■ WHAT TO WORK ON ■
When the word "sudo" shows up in a line of the records below, copy that line.

[Dataset rows for apps and sites]
= Beginning of Section =
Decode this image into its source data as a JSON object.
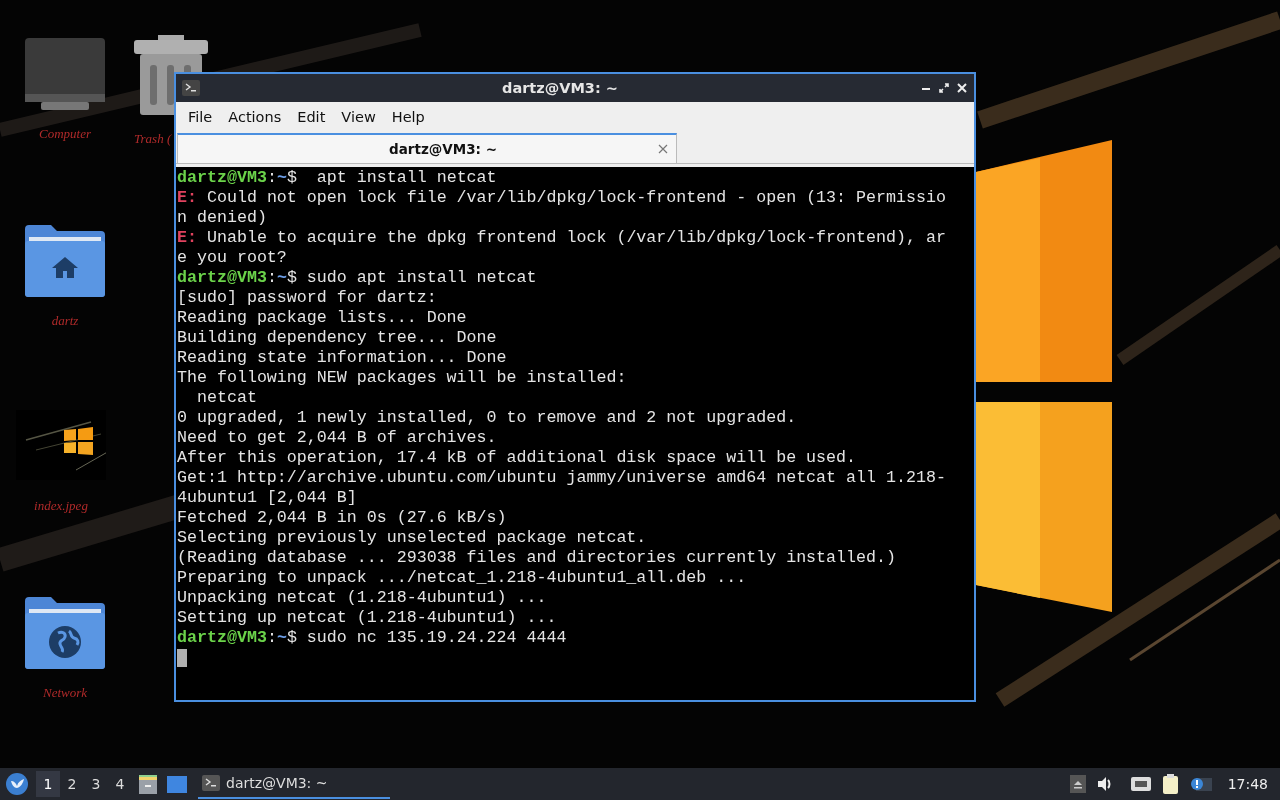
{
  "desktop_icons": [
    {
      "kind": "computer",
      "label": "Computer"
    },
    {
      "kind": "trash",
      "label": "Trash ("
    },
    {
      "kind": "home_folder",
      "label": "dartz"
    },
    {
      "label": "index.jpeg"
    },
    {
      "kind": "network_folder",
      "label": "Network"
    }
  ],
  "window": {
    "title": "dartz@VM3: ~",
    "menu": [
      "File",
      "Actions",
      "Edit",
      "View",
      "Help"
    ],
    "tabs": [
      {
        "label": "dartz@VM3: ~",
        "selected": true
      }
    ],
    "lines": [
      [
        {
          "kind": "user",
          "text": "dartz@VM3"
        },
        {
          "kind": "plain",
          "text": ":"
        },
        {
          "kind": "path",
          "text": "~"
        },
        {
          "kind": "plain",
          "text": "$  apt install netcat"
        }
      ],
      [
        {
          "kind": "error",
          "text": "E:"
        },
        {
          "kind": "plain",
          "text": " Could not open lock file /var/lib/dpkg/lock-frontend - open (13: Permissio"
        }
      ],
      [
        {
          "kind": "plain",
          "text": "n denied)"
        }
      ],
      [
        {
          "kind": "error",
          "text": "E:"
        },
        {
          "kind": "plain",
          "text": " Unable to acquire the dpkg frontend lock (/var/lib/dpkg/lock-frontend), ar"
        }
      ],
      [
        {
          "kind": "plain",
          "text": "e you root?"
        }
      ],
      [
        {
          "kind": "user",
          "text": "dartz@VM3"
        },
        {
          "kind": "plain",
          "text": ":"
        },
        {
          "kind": "path",
          "text": "~"
        },
        {
          "kind": "plain",
          "text": "$ sudo apt install netcat"
        }
      ],
      [
        {
          "kind": "plain",
          "text": "[sudo] password for dartz:"
        }
      ],
      [
        {
          "kind": "plain",
          "text": "Reading package lists... Done"
        }
      ],
      [
        {
          "kind": "plain",
          "text": "Building dependency tree... Done"
        }
      ],
      [
        {
          "kind": "plain",
          "text": "Reading state information... Done"
        }
      ],
      [
        {
          "kind": "plain",
          "text": "The following NEW packages will be installed:"
        }
      ],
      [
        {
          "kind": "plain",
          "text": "  netcat"
        }
      ],
      [
        {
          "kind": "plain",
          "text": "0 upgraded, 1 newly installed, 0 to remove and 2 not upgraded."
        }
      ],
      [
        {
          "kind": "plain",
          "text": "Need to get 2,044 B of archives."
        }
      ],
      [
        {
          "kind": "plain",
          "text": "After this operation, 17.4 kB of additional disk space will be used."
        }
      ],
      [
        {
          "kind": "plain",
          "text": "Get:1 http://archive.ubuntu.com/ubuntu jammy/universe amd64 netcat all 1.218-"
        }
      ],
      [
        {
          "kind": "plain",
          "text": "4ubuntu1 [2,044 B]"
        }
      ],
      [
        {
          "kind": "plain",
          "text": "Fetched 2,044 B in 0s (27.6 kB/s)"
        }
      ],
      [
        {
          "kind": "plain",
          "text": "Selecting previously unselected package netcat."
        }
      ],
      [
        {
          "kind": "plain",
          "text": "(Reading database ... 293038 files and directories currently installed.)"
        }
      ],
      [
        {
          "kind": "plain",
          "text": "Preparing to unpack .../netcat_1.218-4ubuntu1_all.deb ..."
        }
      ],
      [
        {
          "kind": "plain",
          "text": "Unpacking netcat (1.218-4ubuntu1) ..."
        }
      ],
      [
        {
          "kind": "plain",
          "text": "Setting up netcat (1.218-4ubuntu1) ..."
        }
      ],
      [
        {
          "kind": "user",
          "text": "dartz@VM3"
        },
        {
          "kind": "plain",
          "text": ":"
        },
        {
          "kind": "path",
          "text": "~"
        },
        {
          "kind": "plain",
          "text": "$ sudo nc 135.19.24.224 4444"
        }
      ]
    ],
    "cursor": true
  },
  "taskbar": {
    "workspaces": [
      {
        "label": "1",
        "selected": true
      },
      {
        "label": "2",
        "selected": false
      },
      {
        "label": "3",
        "selected": false
      },
      {
        "label": "4",
        "selected": false
      }
    ],
    "tasks": [
      {
        "label": "dartz@VM3: ~",
        "selected": true
      }
    ],
    "clock": "17:48"
  }
}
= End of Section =
■ RESULT OF THE EXERCISE ■
          "text": "$ sudo apt install netcat"
          "text": "[sudo] password for dartz:"
          "text": "$ sudo nc 135.19.24.224 4444"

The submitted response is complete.